_Exercise directions_
Check every line of the entries for "legend", and copy the lines that hold it.

[Element data from apps and pages]
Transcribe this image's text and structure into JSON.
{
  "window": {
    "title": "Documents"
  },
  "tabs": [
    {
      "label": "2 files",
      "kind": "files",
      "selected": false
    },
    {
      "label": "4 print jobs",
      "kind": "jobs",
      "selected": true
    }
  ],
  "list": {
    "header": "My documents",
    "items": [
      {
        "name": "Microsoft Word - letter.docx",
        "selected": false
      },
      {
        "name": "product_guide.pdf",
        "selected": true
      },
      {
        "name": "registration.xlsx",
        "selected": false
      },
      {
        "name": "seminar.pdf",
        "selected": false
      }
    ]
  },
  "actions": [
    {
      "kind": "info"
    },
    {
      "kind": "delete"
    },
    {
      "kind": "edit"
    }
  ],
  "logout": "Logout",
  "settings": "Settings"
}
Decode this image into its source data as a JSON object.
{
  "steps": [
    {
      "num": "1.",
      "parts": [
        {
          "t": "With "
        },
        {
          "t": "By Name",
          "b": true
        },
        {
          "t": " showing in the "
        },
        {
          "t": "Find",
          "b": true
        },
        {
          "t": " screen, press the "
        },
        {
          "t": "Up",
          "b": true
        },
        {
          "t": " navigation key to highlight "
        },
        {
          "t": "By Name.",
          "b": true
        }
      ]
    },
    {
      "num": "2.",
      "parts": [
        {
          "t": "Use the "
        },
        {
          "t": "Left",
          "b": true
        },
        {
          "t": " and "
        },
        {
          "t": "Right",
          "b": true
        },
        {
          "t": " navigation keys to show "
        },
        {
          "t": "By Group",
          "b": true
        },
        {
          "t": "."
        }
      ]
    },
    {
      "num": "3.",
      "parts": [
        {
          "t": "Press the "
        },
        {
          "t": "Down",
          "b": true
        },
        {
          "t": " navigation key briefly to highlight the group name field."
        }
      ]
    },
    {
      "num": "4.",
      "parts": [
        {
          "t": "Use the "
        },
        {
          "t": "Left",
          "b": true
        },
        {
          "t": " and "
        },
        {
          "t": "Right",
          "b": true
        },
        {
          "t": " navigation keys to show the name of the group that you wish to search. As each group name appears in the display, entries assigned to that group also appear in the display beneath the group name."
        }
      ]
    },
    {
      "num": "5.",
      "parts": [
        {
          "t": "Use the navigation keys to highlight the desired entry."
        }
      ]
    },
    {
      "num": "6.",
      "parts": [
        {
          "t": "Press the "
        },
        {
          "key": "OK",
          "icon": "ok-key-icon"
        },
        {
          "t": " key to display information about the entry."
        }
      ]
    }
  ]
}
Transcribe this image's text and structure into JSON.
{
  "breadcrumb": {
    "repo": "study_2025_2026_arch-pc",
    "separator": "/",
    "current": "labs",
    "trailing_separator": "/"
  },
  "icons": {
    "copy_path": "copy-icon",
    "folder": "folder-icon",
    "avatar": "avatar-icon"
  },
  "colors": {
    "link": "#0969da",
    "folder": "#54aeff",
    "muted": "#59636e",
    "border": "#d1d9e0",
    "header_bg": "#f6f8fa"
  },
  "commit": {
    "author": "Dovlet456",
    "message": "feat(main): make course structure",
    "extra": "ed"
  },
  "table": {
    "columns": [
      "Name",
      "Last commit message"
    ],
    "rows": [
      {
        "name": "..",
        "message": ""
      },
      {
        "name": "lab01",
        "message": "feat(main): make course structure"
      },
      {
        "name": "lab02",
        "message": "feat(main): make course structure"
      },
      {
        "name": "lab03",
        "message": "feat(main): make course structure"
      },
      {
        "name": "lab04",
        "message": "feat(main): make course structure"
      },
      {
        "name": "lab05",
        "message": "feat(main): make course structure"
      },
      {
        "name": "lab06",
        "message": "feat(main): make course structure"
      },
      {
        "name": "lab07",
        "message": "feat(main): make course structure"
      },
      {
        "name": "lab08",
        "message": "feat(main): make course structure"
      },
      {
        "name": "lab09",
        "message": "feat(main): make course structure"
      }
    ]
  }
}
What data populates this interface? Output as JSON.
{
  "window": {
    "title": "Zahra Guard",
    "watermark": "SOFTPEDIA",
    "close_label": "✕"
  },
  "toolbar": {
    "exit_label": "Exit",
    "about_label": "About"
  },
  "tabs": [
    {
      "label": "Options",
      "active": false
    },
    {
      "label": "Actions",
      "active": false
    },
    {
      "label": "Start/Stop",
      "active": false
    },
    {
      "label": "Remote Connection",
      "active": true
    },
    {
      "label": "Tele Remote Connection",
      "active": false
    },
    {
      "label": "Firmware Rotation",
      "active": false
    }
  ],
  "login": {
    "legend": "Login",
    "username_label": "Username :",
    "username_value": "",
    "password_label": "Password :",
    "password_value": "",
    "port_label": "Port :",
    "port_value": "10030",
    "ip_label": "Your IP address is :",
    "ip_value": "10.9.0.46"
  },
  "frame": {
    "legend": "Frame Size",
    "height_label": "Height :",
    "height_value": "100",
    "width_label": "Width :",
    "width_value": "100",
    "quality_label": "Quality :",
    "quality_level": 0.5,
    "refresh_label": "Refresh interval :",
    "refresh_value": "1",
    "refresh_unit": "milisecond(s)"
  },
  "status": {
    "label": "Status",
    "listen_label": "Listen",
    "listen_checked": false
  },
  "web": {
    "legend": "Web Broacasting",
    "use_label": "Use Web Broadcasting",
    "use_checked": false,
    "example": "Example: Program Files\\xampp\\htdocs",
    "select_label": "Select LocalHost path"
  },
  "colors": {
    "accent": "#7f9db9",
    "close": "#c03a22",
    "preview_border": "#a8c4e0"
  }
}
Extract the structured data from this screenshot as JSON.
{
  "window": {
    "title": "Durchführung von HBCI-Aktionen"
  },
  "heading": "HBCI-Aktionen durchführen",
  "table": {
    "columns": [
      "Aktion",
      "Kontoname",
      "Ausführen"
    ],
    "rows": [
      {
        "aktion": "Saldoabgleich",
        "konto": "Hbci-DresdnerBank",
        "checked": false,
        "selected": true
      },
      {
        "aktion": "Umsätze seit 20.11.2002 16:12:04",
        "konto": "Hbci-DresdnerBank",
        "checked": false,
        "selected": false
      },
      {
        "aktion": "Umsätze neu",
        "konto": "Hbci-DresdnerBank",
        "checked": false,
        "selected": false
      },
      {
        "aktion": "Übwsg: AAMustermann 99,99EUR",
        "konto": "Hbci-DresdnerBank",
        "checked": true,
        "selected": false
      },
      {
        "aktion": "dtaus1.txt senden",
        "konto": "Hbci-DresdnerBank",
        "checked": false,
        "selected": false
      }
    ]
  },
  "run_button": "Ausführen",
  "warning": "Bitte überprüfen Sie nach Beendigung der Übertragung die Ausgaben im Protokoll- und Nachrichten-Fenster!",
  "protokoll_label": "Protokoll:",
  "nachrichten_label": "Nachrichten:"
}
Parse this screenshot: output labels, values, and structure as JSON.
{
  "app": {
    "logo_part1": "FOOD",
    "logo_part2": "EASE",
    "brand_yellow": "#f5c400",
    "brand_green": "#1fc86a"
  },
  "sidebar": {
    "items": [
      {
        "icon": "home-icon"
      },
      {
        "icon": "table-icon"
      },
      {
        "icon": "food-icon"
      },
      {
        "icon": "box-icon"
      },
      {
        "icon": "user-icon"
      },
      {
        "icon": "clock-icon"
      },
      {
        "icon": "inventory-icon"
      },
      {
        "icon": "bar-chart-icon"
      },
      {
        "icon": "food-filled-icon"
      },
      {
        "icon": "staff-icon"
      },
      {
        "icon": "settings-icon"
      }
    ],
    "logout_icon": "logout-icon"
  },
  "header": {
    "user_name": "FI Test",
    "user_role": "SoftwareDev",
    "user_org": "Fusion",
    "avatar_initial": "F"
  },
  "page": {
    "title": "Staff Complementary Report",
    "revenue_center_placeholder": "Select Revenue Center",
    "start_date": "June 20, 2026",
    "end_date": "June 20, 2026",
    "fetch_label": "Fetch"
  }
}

_Expected output_
    "legend": "Login",
    "legend": "Frame Size",
    "legend": "Web Broacasting",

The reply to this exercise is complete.